Like so many other government bodies in Michigan, the Board of Trustees at Lansing Community College is dealing with a deficit. Will it mean higher taxes or higher tuition?
The $400,000 deficit has been pared down from a budget gap of more than $3 million initially presented to the board. Departments inside the college were able to trim away much of the original deficit, according to budget documents given to trustees.
The millage option is one for which the board sought a legal opinion. Lawyers for the college say LCC could ask for a small millage increase -- roughly .2 mills.
But it's just one option to solve the budget gap.

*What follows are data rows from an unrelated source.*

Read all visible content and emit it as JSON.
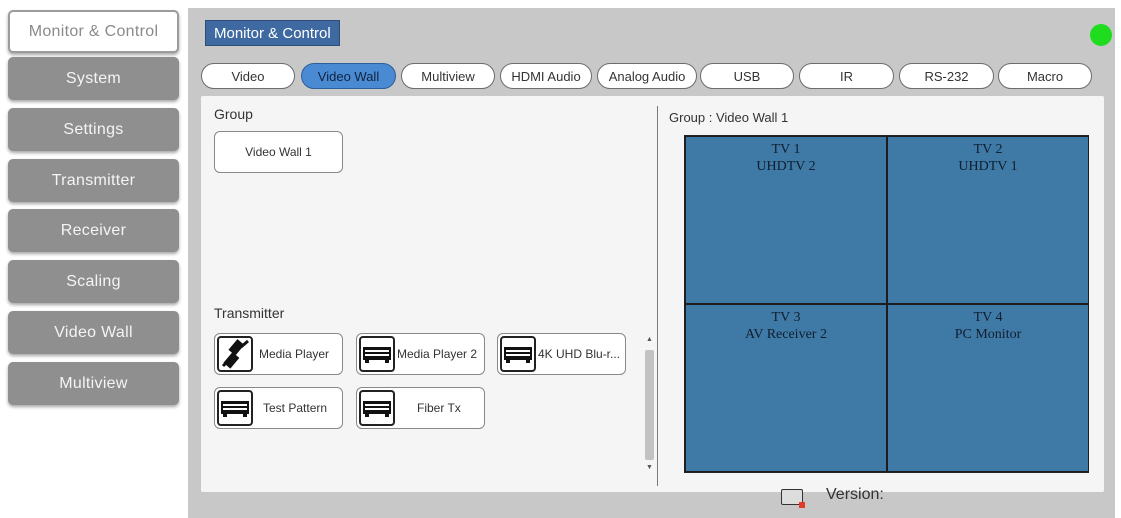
{
  "sidebar": {
    "items": [
      {
        "label": "Monitor & Control",
        "active": true
      },
      {
        "label": "System",
        "active": false
      },
      {
        "label": "Settings",
        "active": false
      },
      {
        "label": "Transmitter",
        "active": false
      },
      {
        "label": "Receiver",
        "active": false
      },
      {
        "label": "Scaling",
        "active": false
      },
      {
        "label": "Video Wall",
        "active": false
      },
      {
        "label": "Multiview",
        "active": false
      }
    ]
  },
  "header": {
    "title": "Monitor & Control",
    "status_color": "#1fdc1f"
  },
  "tabs": [
    {
      "label": "Video",
      "active": false
    },
    {
      "label": "Video Wall",
      "active": true
    },
    {
      "label": "Multiview",
      "active": false
    },
    {
      "label": "HDMI Audio",
      "active": false
    },
    {
      "label": "Analog Audio",
      "active": false
    },
    {
      "label": "USB",
      "active": false
    },
    {
      "label": "IR",
      "active": false
    },
    {
      "label": "RS-232",
      "active": false
    },
    {
      "label": "Macro",
      "active": false
    }
  ],
  "group_panel": {
    "label": "Group",
    "groups": [
      "Video Wall 1"
    ]
  },
  "transmitter_panel": {
    "label": "Transmitter",
    "items": [
      {
        "name": "Media Player",
        "icon": "disconnected-plug-icon"
      },
      {
        "name": "Media Player 2",
        "icon": "av-device-icon"
      },
      {
        "name": "4K UHD Blu-r...",
        "icon": "av-device-icon"
      },
      {
        "name": "Test Pattern",
        "icon": "av-device-icon"
      },
      {
        "name": "Fiber Tx",
        "icon": "av-device-icon"
      }
    ]
  },
  "wall": {
    "title": "Group : Video Wall 1",
    "tiles": [
      {
        "tv": "TV 1",
        "source": "UHDTV 2"
      },
      {
        "tv": "TV 2",
        "source": "UHDTV 1"
      },
      {
        "tv": "TV 3",
        "source": "AV Receiver 2"
      },
      {
        "tv": "TV 4",
        "source": "PC Monitor"
      }
    ]
  },
  "footer": {
    "version_label": "Version:"
  },
  "colors": {
    "accent": "#4a8ad3",
    "wall_tile": "#3f79a6",
    "sidebar_button": "#8f8f8f"
  }
}
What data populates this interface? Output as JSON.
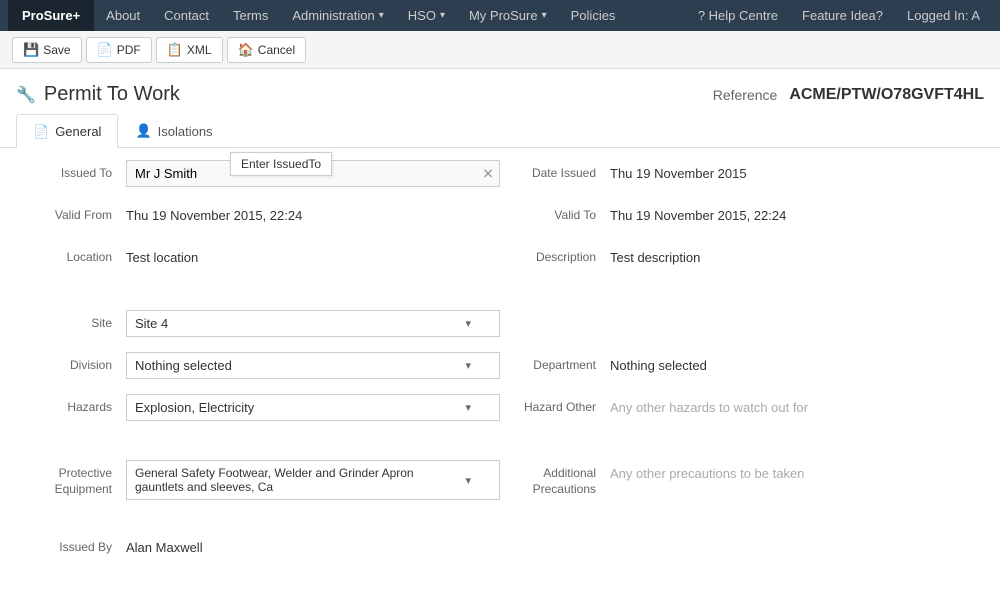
{
  "nav": {
    "brand": "ProSure+",
    "items": [
      {
        "label": "About",
        "has_caret": false
      },
      {
        "label": "Contact",
        "has_caret": false
      },
      {
        "label": "Terms",
        "has_caret": false
      },
      {
        "label": "Administration",
        "has_caret": true
      },
      {
        "label": "HSO",
        "has_caret": true
      },
      {
        "label": "My ProSure",
        "has_caret": true
      },
      {
        "label": "Policies",
        "has_caret": false
      }
    ],
    "help": "? Help Centre",
    "feature": "Feature Idea?",
    "logged_in": "Logged In: A"
  },
  "toolbar": {
    "save_label": "Save",
    "pdf_label": "PDF",
    "xml_label": "XML",
    "cancel_label": "Cancel"
  },
  "page": {
    "title": "Permit To Work",
    "reference_label": "Reference",
    "reference_value": "ACME/PTW/O78GVFT4HL"
  },
  "tabs": [
    {
      "label": "General",
      "icon": "file",
      "active": true
    },
    {
      "label": "Isolations",
      "icon": "user",
      "active": false
    }
  ],
  "tooltip": "Enter IssuedTo",
  "form": {
    "issued_to_label": "Issued To",
    "issued_to_value": "Mr J Smith",
    "issued_to_placeholder": "Enter IssuedTo",
    "date_issued_label": "Date Issued",
    "date_issued_value": "Thu 19 November 2015",
    "valid_from_label": "Valid From",
    "valid_from_value": "Thu 19 November 2015, 22:24",
    "valid_to_label": "Valid To",
    "valid_to_value": "Thu 19 November 2015, 22:24",
    "location_label": "Location",
    "location_value": "Test location",
    "description_label": "Description",
    "description_value": "Test description",
    "site_label": "Site",
    "site_value": "Site 4",
    "division_label": "Division",
    "division_value": "Nothing selected",
    "department_label": "Department",
    "department_value": "Nothing selected",
    "hazards_label": "Hazards",
    "hazards_value": "Explosion, Electricity",
    "hazard_other_label": "Hazard Other",
    "hazard_other_placeholder": "Any other hazards to watch out for",
    "protective_label": "Protective Equipment",
    "protective_value": "General Safety Footwear, Welder and Grinder Apron gauntlets and sleeves, Ca",
    "additional_label": "Additional Precautions",
    "additional_placeholder": "Any other precautions to be taken",
    "issued_by_label": "Issued By",
    "issued_by_value": "Alan Maxwell"
  }
}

"Yes you could go to increase the mill, but no, I'm not in favor of increasing the millage. I don't think we need to at this point. I think we can look at other ways of streamlining," Trustee Kathy Pelleran said.
Part of the reason streamlining is necessary is the nearly $1 million that had to be added to the budget to fix LCC's troubled enrollment and financial aid computer system.
Pelleran says the college could downsize the deficit by hiking tuition for out-of-district students, although an overall tuition hike is possible.
That and other options are included in a memo presented to trustees at a budget workshop March 20th. Restructuring degree programs is another possible solution.
"For an associates degree if we only need 66 credits, but we're requiring 72, then maybe we're asking for 10 more credits than are necessary," Pelleran said.
Also on the list: A hiring freeze, keeping vacant positions vacant, and laying off regular workers.
Another option, says Pelleran, is increased fees.
"At the main campus we require students to pay for parking," which isn't the case at other LCC facilities.
Items like parking fees may be easier for the board to go along with, than say, a millage.
But Pelleran says there is a reason all the solutions are on the table.
"The equation has to be there ... it has to balance out when we pass our budget. And that's what we'll do," she said.
Trustee Mark Canady, a frequent opponent of Pelleran and board Chairman Chris Laverty in college matters, said late Tuesday he wouldn't support a millage or tuition increase.
-- in Lansing, Tony Tagliavia, News 10.